→ **EXERCISE INSTRUCTIONS**:
Each entry in the listing must be set down again word for word.
[[ LISTED ENTRIES open ]]
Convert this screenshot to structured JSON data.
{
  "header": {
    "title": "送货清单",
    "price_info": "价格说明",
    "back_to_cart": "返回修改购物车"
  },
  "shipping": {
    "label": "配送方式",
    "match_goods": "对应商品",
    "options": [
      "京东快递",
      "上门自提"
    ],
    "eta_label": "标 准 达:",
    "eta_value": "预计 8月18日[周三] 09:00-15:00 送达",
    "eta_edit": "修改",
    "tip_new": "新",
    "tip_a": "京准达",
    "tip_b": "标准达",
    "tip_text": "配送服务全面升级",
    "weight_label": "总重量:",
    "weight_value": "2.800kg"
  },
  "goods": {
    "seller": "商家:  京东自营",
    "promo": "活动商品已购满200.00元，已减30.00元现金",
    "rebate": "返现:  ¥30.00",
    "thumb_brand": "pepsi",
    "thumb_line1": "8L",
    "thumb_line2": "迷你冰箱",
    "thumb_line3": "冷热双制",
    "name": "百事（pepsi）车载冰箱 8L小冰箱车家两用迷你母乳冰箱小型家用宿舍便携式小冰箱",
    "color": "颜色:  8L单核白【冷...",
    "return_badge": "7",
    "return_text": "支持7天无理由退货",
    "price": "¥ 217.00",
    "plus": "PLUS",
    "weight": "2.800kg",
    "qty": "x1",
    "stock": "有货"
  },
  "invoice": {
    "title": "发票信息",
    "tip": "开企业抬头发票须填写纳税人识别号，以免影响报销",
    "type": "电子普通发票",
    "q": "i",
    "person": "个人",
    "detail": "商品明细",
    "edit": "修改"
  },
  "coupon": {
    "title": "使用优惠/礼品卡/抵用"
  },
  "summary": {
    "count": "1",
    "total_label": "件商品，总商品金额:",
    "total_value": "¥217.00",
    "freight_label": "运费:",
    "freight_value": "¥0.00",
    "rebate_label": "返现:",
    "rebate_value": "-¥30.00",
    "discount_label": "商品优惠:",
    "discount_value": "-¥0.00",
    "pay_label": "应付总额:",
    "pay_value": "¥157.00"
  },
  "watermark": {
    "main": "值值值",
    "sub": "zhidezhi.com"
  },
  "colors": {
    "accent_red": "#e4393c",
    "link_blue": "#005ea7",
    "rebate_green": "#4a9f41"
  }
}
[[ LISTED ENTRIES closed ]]
→ **RESPONSE BOX**:
Convert this screenshot to structured JSON data.
{
  "header": {
    "title": "送货清单",
    "price_info": "价格说明",
    "back_to_cart": "返回修改购物车"
  },
  "shipping": {
    "label": "配送方式",
    "match_goods": "对应商品",
    "options": [
      "京东快递",
      "上门自提"
    ],
    "eta_label": "标 准 达:",
    "eta_value": "预计 8月18日[周三] 09:00-15:00 送达",
    "eta_edit": "修改",
    "tip_new": "新",
    "tip_a": "京准达",
    "tip_b": "标准达",
    "tip_text": "配送服务全面升级",
    "weight_label": "总重量:",
    "weight_value": "2.800kg"
  },
  "goods": {
    "seller": "商家:  京东自营",
    "promo": "活动商品已购满200.00元，已减30.00元现金",
    "rebate": "返现:  ¥30.00",
    "thumb_brand": "pepsi",
    "thumb_line1": "8L",
    "thumb_line2": "迷你冰箱",
    "thumb_line3": "冷热双制",
    "name": "百事（pepsi）车载冰箱 8L小冰箱车家两用迷你母乳冰箱小型家用宿舍便携式小冰箱",
    "color": "颜色:  8L单核白【冷...",
    "return_badge": "7",
    "return_text": "支持7天无理由退货",
    "price": "¥ 217.00",
    "plus": "PLUS",
    "weight": "2.800kg",
    "qty": "x1",
    "stock": "有货"
  },
  "invoice": {
    "title": "发票信息",
    "tip": "开企业抬头发票须填写纳税人识别号，以免影响报销",
    "type": "电子普通发票",
    "q": "i",
    "person": "个人",
    "detail": "商品明细",
    "edit": "修改"
  },
  "coupon": {
    "title": "使用优惠/礼品卡/抵用"
  },
  "summary": {
    "count": "1",
    "total_label": "件商品，总商品金额:",
    "total_value": "¥217.00",
    "freight_label": "运费:",
    "freight_value": "¥0.00",
    "rebate_label": "返现:",
    "rebate_value": "-¥30.00",
    "discount_label": "商品优惠:",
    "discount_value": "-¥0.00",
    "pay_label": "应付总额:",
    "pay_value": "¥157.00"
  },
  "watermark": {
    "main": "值值值",
    "sub": "zhidezhi.com"
  },
  "colors": {
    "accent_red": "#e4393c",
    "link_blue": "#005ea7",
    "rebate_green": "#4a9f41"
  }
}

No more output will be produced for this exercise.